What are the insurance requirements specified by the department of state to maintain the J1 or J2 visa status?
The Department of State has established the following requirements for the type and amounts of coverage required to maintain J-1 or J-2 status: J1 Scholar (Exchange Visitor Visa) Health Insurance policy must provide “medical benefits of at least $50,000 for each accident or illness.” It means that an acceptable policy couldn’t set a maximum lower than $50,000 in benefits for each accident or illness. If a J visa holder dies in the U.S., then the policy must provide at least $7,500 in repatriation benefits to send the remains to the home country for burial. The deductible should not exceed $500 […]Read more »
A J-1 visa is a stamp in a person’s passport, required (except in the case of Canadians) for people who are not U.S. citizens or permanent residents to enter the United States. The J-1 visa is intended for, among others, scholars who want to come to the US temporarily to teach in a college or university, do research, or both.Read more »
If you purchase online, using a credit card the earliest your coverage can begin is the day following transmission. You also have the option of selecting a coverage start date up to 60 days in the future. But please note that the coverage cannot start on the 29th, 30th, or 31st of a month.Read more »
No you will not lose coverage as long as you attended school full-time for 31 days after the policy effective date. The Student policy stays with you as long as you need it.Read more »

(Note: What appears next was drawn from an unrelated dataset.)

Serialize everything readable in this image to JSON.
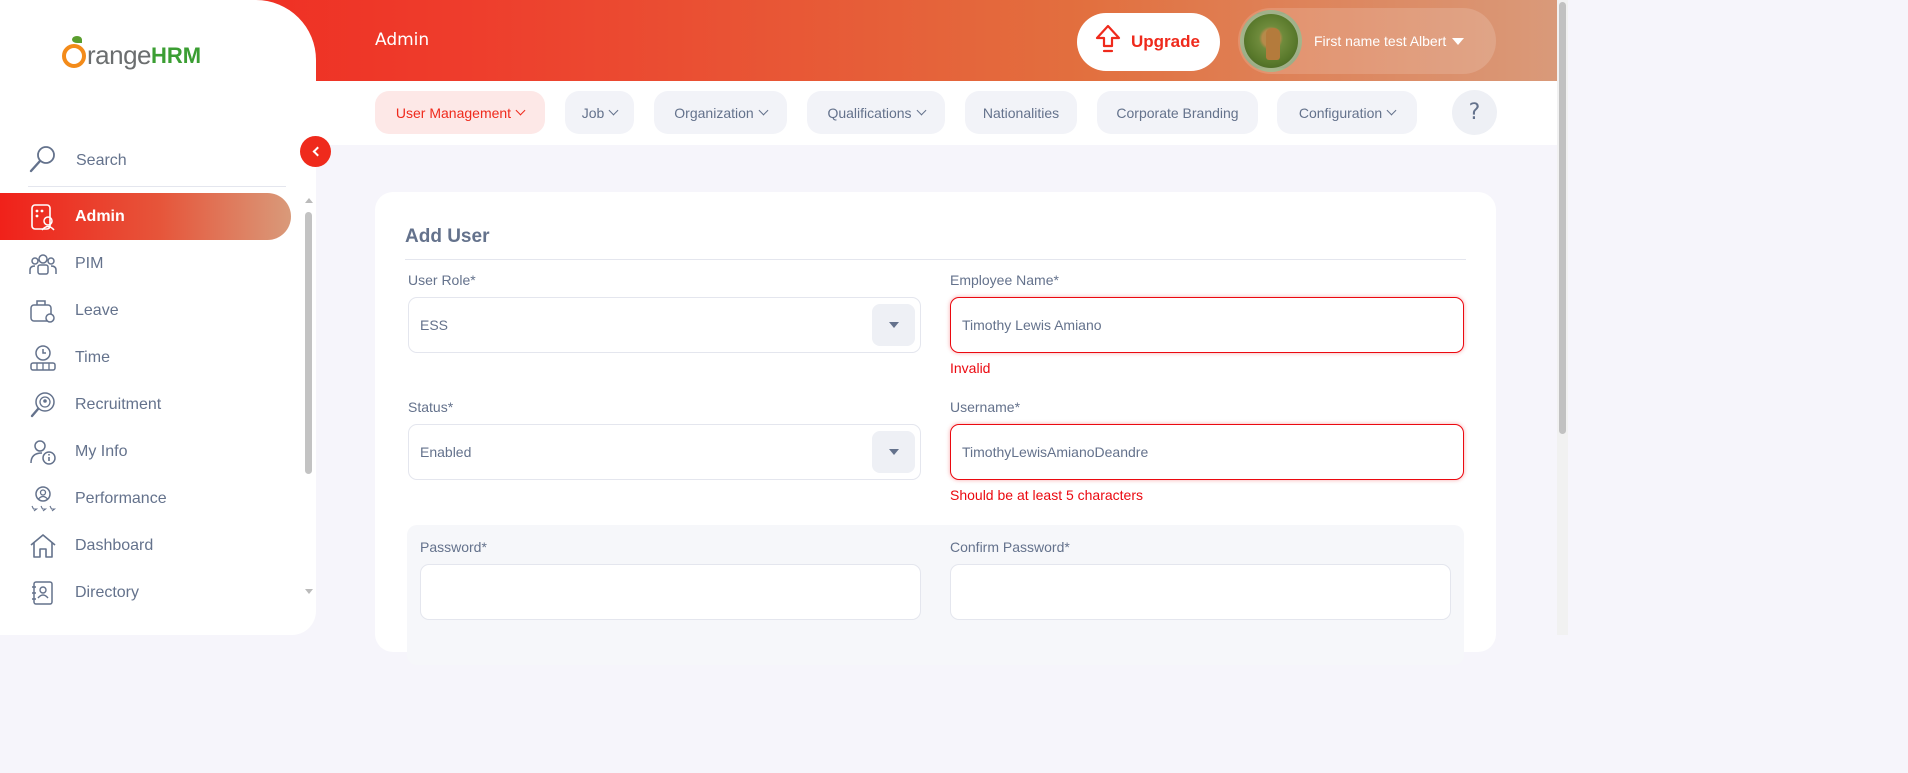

The student insurance provides coverage throughout the year, not just when the school is in session. If you leave school, your coverage continues for the remainder of the policy year. This insurance can also be renewed.Read more »